▶ [Exercise goal]: For the records below, tally the lines that contain "content" and give only that number.

▶ [Source data]:
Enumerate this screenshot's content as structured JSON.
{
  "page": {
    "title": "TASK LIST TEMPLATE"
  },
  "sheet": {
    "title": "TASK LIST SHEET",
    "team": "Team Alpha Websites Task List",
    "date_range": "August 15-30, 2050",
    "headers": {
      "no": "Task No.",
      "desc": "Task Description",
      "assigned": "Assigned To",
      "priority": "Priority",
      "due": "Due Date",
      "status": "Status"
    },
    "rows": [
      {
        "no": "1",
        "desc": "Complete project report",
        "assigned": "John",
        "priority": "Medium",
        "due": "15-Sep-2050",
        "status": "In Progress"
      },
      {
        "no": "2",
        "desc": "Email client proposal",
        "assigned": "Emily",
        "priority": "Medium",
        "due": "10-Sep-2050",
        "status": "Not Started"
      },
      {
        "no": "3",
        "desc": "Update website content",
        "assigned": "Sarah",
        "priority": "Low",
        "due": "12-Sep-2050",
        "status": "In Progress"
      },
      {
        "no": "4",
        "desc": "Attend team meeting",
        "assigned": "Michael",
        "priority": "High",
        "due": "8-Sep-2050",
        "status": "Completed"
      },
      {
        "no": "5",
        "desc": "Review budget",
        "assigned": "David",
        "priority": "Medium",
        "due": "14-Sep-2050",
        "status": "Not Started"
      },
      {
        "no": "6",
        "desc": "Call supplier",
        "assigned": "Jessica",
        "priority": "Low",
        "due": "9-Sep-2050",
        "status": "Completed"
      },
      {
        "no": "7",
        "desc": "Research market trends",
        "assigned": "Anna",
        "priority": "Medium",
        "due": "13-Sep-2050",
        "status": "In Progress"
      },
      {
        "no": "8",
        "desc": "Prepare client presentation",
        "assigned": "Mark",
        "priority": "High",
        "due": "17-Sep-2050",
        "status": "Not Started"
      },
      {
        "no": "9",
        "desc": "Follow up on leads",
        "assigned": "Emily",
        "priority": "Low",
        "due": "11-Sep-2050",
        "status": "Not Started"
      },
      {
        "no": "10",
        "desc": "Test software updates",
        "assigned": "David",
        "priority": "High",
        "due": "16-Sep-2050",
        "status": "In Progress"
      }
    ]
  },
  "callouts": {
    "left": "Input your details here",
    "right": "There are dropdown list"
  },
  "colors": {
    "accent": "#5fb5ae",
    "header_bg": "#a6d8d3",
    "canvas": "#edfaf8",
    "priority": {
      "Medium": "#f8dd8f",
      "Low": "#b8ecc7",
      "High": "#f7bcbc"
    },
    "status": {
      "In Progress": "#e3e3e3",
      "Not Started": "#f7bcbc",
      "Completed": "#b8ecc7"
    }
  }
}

▶ [Result of the task]: 2